**PROMPT:**
Repeat all of the data word for word so that only the pictures are missing from the copy.

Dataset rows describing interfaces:
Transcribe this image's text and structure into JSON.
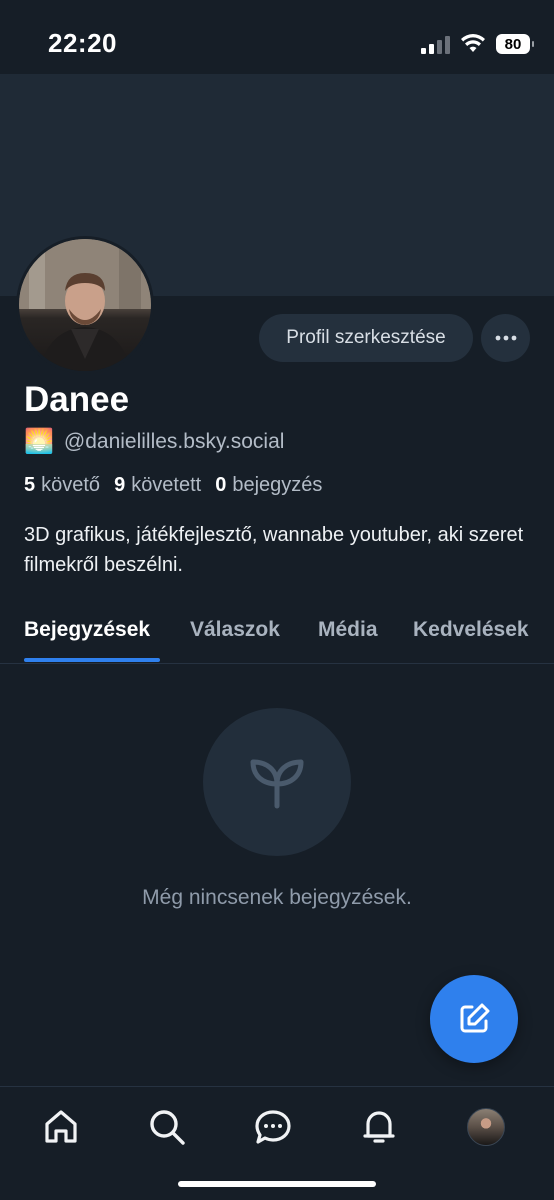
{
  "status_bar": {
    "time": "22:20",
    "battery": "80"
  },
  "profile": {
    "display_name": "Danee",
    "handle": "@danielilles.bsky.social",
    "emoji": "🌅",
    "edit_label": "Profil szerkesztése",
    "stats": {
      "followers_count": "5",
      "followers_label": "követő",
      "following_count": "9",
      "following_label": "követett",
      "posts_count": "0",
      "posts_label": "bejegyzés"
    },
    "bio": "3D grafikus, játékfejlesztő, wannabe youtuber, aki szeret filmekről beszélni."
  },
  "tabs": [
    {
      "label": "Bejegyzések",
      "active": true
    },
    {
      "label": "Válaszok",
      "active": false
    },
    {
      "label": "Média",
      "active": false
    },
    {
      "label": "Kedvelések",
      "active": false
    }
  ],
  "empty_state": {
    "icon": "sprout-icon",
    "text": "Még nincsenek bejegyzések."
  },
  "bottom_nav": [
    {
      "name": "home-icon"
    },
    {
      "name": "search-icon"
    },
    {
      "name": "chat-icon"
    },
    {
      "name": "bell-icon"
    },
    {
      "name": "profile-avatar"
    }
  ],
  "colors": {
    "accent": "#2f80ed",
    "background": "#161e27",
    "banner": "#1f2a36"
  }
}
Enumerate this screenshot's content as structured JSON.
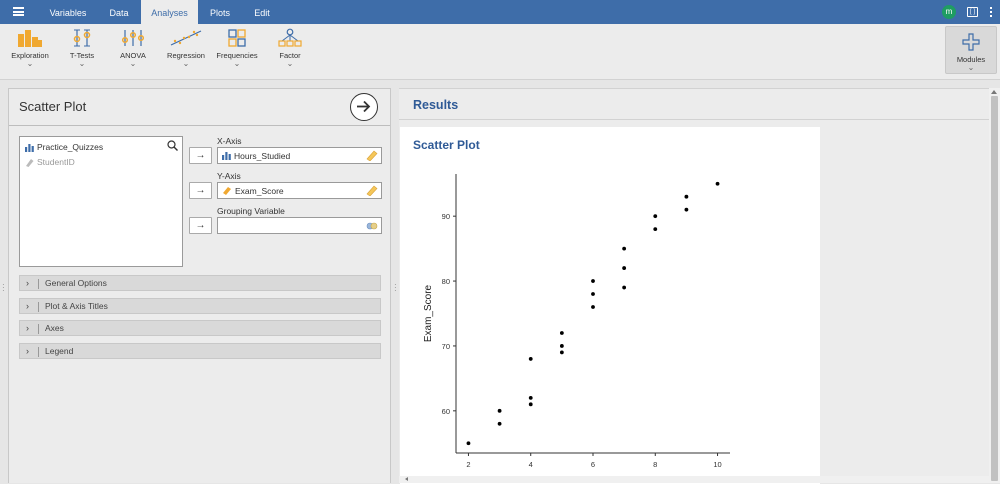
{
  "menu": {
    "tabs": [
      {
        "label": "Variables",
        "active": false
      },
      {
        "label": "Data",
        "active": false
      },
      {
        "label": "Analyses",
        "active": true
      },
      {
        "label": "Plots",
        "active": false
      },
      {
        "label": "Edit",
        "active": false
      }
    ],
    "user_initial": "m"
  },
  "ribbon": {
    "buttons": [
      {
        "label": "Exploration",
        "icon": "exploration-icon"
      },
      {
        "label": "T-Tests",
        "icon": "t-tests-icon"
      },
      {
        "label": "ANOVA",
        "icon": "anova-icon"
      },
      {
        "label": "Regression",
        "icon": "regression-icon"
      },
      {
        "label": "Frequencies",
        "icon": "frequencies-icon"
      },
      {
        "label": "Factor",
        "icon": "factor-icon"
      }
    ],
    "modules_label": "Modules",
    "chevron": "⌄"
  },
  "options_panel": {
    "title": "Scatter Plot",
    "variables": [
      {
        "name": "Practice_Quizzes",
        "type": "nominal",
        "enabled": true
      },
      {
        "name": "StudentID",
        "type": "id",
        "enabled": false
      }
    ],
    "x_axis": {
      "label": "X-Axis",
      "value": "Hours_Studied"
    },
    "y_axis": {
      "label": "Y-Axis",
      "value": "Exam_Score"
    },
    "grouping": {
      "label": "Grouping Variable",
      "value": ""
    },
    "arrow": "→",
    "sections": [
      {
        "label": "General Options"
      },
      {
        "label": "Plot & Axis Titles"
      },
      {
        "label": "Axes"
      },
      {
        "label": "Legend"
      }
    ],
    "section_chevron": "›"
  },
  "results": {
    "title": "Results",
    "plot_title": "Scatter Plot"
  },
  "chart_data": {
    "type": "scatter",
    "title": "",
    "xlabel": "",
    "ylabel": "Exam_Score",
    "xticks": [
      2,
      4,
      6,
      8,
      10
    ],
    "yticks": [
      60,
      70,
      80,
      90
    ],
    "xlim": [
      1.6,
      10.4
    ],
    "ylim": [
      53.5,
      96.5
    ],
    "grid": false,
    "points": [
      {
        "x": 2,
        "y": 55
      },
      {
        "x": 3,
        "y": 58
      },
      {
        "x": 3,
        "y": 60
      },
      {
        "x": 4,
        "y": 61
      },
      {
        "x": 4,
        "y": 62
      },
      {
        "x": 4,
        "y": 68
      },
      {
        "x": 5,
        "y": 69
      },
      {
        "x": 5,
        "y": 70
      },
      {
        "x": 5,
        "y": 72
      },
      {
        "x": 6,
        "y": 76
      },
      {
        "x": 6,
        "y": 78
      },
      {
        "x": 6,
        "y": 80
      },
      {
        "x": 7,
        "y": 79
      },
      {
        "x": 7,
        "y": 82
      },
      {
        "x": 7,
        "y": 85
      },
      {
        "x": 8,
        "y": 88
      },
      {
        "x": 8,
        "y": 90
      },
      {
        "x": 9,
        "y": 91
      },
      {
        "x": 9,
        "y": 93
      },
      {
        "x": 10,
        "y": 95
      }
    ]
  }
}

**TASK RESULT:**
Transcribe this image's text and structure into JSON.
{
  "status_bar": {
    "time": "22:20",
    "battery": "80"
  },
  "profile": {
    "display_name": "Danee",
    "handle": "@danielilles.bsky.social",
    "emoji": "🌅",
    "edit_label": "Profil szerkesztése",
    "stats": {
      "followers_count": "5",
      "followers_label": "követő",
      "following_count": "9",
      "following_label": "követett",
      "posts_count": "0",
      "posts_label": "bejegyzés"
    },
    "bio": "3D grafikus, játékfejlesztő, wannabe youtuber, aki szeret filmekről beszélni."
  },
  "tabs": [
    {
      "label": "Bejegyzések",
      "active": true
    },
    {
      "label": "Válaszok",
      "active": false
    },
    {
      "label": "Média",
      "active": false
    },
    {
      "label": "Kedvelések",
      "active": false
    }
  ],
  "empty_state": {
    "icon": "sprout-icon",
    "text": "Még nincsenek bejegyzések."
  },
  "bottom_nav": [
    {
      "name": "home-icon"
    },
    {
      "name": "search-icon"
    },
    {
      "name": "chat-icon"
    },
    {
      "name": "bell-icon"
    },
    {
      "name": "profile-avatar"
    }
  ],
  "colors": {
    "accent": "#2f80ed",
    "background": "#161e27",
    "banner": "#1f2a36"
  }
}
Enumerate this screenshot's content as structured JSON.
{
  "menu": {
    "tabs": [
      {
        "label": "Variables",
        "active": false
      },
      {
        "label": "Data",
        "active": false
      },
      {
        "label": "Analyses",
        "active": true
      },
      {
        "label": "Plots",
        "active": false
      },
      {
        "label": "Edit",
        "active": false
      }
    ],
    "user_initial": "m"
  },
  "ribbon": {
    "buttons": [
      {
        "label": "Exploration",
        "icon": "exploration-icon"
      },
      {
        "label": "T-Tests",
        "icon": "t-tests-icon"
      },
      {
        "label": "ANOVA",
        "icon": "anova-icon"
      },
      {
        "label": "Regression",
        "icon": "regression-icon"
      },
      {
        "label": "Frequencies",
        "icon": "frequencies-icon"
      },
      {
        "label": "Factor",
        "icon": "factor-icon"
      }
    ],
    "modules_label": "Modules",
    "chevron": "⌄"
  },
  "options_panel": {
    "title": "Scatter Plot",
    "variables": [
      {
        "name": "Practice_Quizzes",
        "type": "nominal",
        "enabled": true
      },
      {
        "name": "StudentID",
        "type": "id",
        "enabled": false
      }
    ],
    "x_axis": {
      "label": "X-Axis",
      "value": "Hours_Studied"
    },
    "y_axis": {
      "label": "Y-Axis",
      "value": "Exam_Score"
    },
    "grouping": {
      "label": "Grouping Variable",
      "value": ""
    },
    "arrow": "→",
    "sections": [
      {
        "label": "General Options"
      },
      {
        "label": "Plot & Axis Titles"
      },
      {
        "label": "Axes"
      },
      {
        "label": "Legend"
      }
    ],
    "section_chevron": "›"
  },
  "results": {
    "title": "Results",
    "plot_title": "Scatter Plot"
  },
  "chart_data": {
    "type": "scatter",
    "title": "",
    "xlabel": "",
    "ylabel": "Exam_Score",
    "xticks": [
      2,
      4,
      6,
      8,
      10
    ],
    "yticks": [
      60,
      70,
      80,
      90
    ],
    "xlim": [
      1.6,
      10.4
    ],
    "ylim": [
      53.5,
      96.5
    ],
    "grid": false,
    "points": [
      {
        "x": 2,
        "y": 55
      },
      {
        "x": 3,
        "y": 58
      },
      {
        "x": 3,
        "y": 60
      },
      {
        "x": 4,
        "y": 61
      },
      {
        "x": 4,
        "y": 62
      },
      {
        "x": 4,
        "y": 68
      },
      {
        "x": 5,
        "y": 69
      },
      {
        "x": 5,
        "y": 70
      },
      {
        "x": 5,
        "y": 72
      },
      {
        "x": 6,
        "y": 76
      },
      {
        "x": 6,
        "y": 78
      },
      {
        "x": 6,
        "y": 80
      },
      {
        "x": 7,
        "y": 79
      },
      {
        "x": 7,
        "y": 82
      },
      {
        "x": 7,
        "y": 85
      },
      {
        "x": 8,
        "y": 88
      },
      {
        "x": 8,
        "y": 90
      },
      {
        "x": 9,
        "y": 91
      },
      {
        "x": 9,
        "y": 93
      },
      {
        "x": 10,
        "y": 95
      }
    ]
  }
}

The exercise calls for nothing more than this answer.